19. Shantaram by Gregory David Roberts
This is a story about crime, adventure and international travel that you have to read before studying abroad. Shantaram follows an Australian criminal who escaped from prison and fled to Mumbai. There he hires a guide, gets a new name and gradually integrates into the culture. This part fact, part fiction book shows the diversity of people in Mumbai. It also shows how one can grow attached to a completely unfamiliar country.
20. A Year in Provence by Peter Mayle
What’s better than spending a year in Provence? Reading A Year in Provence while you travel to wherever you’re studying abroad. This book will help you prepare for your trip and keep you entertained with its funny moments. Follow along as Peter Mayle recounts his time in Provence through a humorously self-deprecating lens.
21. Big Girl by Danielle Steel

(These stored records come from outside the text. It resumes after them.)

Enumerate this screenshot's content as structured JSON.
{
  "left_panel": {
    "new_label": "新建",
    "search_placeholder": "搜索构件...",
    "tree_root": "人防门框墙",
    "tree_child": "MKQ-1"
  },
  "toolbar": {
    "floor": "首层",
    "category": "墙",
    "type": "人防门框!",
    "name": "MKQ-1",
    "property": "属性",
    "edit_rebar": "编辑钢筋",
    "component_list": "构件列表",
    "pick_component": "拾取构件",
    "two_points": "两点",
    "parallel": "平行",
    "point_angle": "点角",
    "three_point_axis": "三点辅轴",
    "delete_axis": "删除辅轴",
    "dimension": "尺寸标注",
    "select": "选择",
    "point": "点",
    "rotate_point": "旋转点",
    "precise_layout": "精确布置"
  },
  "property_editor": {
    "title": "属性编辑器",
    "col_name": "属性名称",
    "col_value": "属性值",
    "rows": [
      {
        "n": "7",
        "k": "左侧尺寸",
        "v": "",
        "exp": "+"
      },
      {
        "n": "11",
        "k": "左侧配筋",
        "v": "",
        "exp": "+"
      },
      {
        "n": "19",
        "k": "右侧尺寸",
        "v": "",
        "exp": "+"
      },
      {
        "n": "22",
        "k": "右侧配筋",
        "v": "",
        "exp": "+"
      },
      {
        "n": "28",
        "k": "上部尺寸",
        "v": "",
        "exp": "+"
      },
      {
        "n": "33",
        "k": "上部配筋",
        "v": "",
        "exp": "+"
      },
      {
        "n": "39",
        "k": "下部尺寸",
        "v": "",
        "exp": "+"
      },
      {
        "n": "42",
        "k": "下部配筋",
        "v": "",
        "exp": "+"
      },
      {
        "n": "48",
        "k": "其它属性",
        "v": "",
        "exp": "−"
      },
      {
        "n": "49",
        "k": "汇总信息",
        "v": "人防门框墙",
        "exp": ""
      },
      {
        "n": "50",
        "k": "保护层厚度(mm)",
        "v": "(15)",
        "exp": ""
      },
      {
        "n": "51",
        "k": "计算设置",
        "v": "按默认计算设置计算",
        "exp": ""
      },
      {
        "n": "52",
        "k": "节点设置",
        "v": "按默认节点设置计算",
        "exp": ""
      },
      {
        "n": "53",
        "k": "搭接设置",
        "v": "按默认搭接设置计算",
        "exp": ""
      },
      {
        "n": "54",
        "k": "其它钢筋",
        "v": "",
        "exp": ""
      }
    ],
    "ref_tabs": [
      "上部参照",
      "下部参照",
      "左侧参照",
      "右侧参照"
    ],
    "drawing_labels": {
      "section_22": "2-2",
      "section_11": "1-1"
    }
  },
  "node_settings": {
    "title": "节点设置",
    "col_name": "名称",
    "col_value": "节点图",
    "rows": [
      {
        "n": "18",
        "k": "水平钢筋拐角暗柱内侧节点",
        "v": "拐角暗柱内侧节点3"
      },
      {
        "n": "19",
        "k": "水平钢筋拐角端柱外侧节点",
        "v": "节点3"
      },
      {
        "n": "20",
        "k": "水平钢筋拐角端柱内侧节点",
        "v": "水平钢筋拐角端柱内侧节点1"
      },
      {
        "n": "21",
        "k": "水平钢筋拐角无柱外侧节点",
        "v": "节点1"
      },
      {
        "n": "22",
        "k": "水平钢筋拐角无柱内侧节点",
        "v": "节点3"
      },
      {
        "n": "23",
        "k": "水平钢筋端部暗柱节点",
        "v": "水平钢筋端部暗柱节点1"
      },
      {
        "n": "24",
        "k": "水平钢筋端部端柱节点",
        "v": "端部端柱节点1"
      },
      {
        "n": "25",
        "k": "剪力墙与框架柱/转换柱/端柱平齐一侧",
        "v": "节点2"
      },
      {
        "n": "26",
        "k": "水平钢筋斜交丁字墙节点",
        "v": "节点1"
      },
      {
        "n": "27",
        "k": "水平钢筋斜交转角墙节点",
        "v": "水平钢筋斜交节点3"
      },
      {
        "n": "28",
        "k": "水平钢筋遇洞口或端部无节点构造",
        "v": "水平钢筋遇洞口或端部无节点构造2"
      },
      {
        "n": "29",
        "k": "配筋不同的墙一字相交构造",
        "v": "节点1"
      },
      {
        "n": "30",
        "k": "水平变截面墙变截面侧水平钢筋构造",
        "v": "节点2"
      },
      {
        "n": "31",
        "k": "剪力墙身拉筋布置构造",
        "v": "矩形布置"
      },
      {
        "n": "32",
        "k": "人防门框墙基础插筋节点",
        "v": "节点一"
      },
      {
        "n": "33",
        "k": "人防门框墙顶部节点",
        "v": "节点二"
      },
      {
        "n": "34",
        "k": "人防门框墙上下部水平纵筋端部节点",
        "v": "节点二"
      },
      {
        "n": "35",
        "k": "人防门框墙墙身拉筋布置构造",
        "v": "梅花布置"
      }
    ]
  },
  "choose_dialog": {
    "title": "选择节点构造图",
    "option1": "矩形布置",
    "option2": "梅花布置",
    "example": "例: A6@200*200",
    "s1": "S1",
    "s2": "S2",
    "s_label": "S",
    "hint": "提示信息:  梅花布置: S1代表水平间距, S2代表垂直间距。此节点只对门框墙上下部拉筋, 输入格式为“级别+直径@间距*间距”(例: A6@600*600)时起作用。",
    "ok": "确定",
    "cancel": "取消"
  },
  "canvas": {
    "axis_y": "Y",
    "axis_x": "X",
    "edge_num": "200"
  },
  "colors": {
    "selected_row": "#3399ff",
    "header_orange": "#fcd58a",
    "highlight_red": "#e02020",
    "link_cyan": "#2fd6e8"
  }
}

When you prepare for your time abroad, don’t forget to read something that empowers you. “It’s truly a beautiful story about female self-empowerment,” said George Washington University junior Alexa Brooks Major. In this book, the main character, Victoria, faces continuous emotionally abuse by her parents. Throughout the story, Victoria grows into an independent woman. She faces the troubles of her past and learns to make herself happy rather than worrying about what other people think. It is incredibly important when you study abroad to always be confident in yourself. Don’t let your worries stop you from pursuing an opportunity, even if you have to do some exploring on your own. Be independent. Experience the world.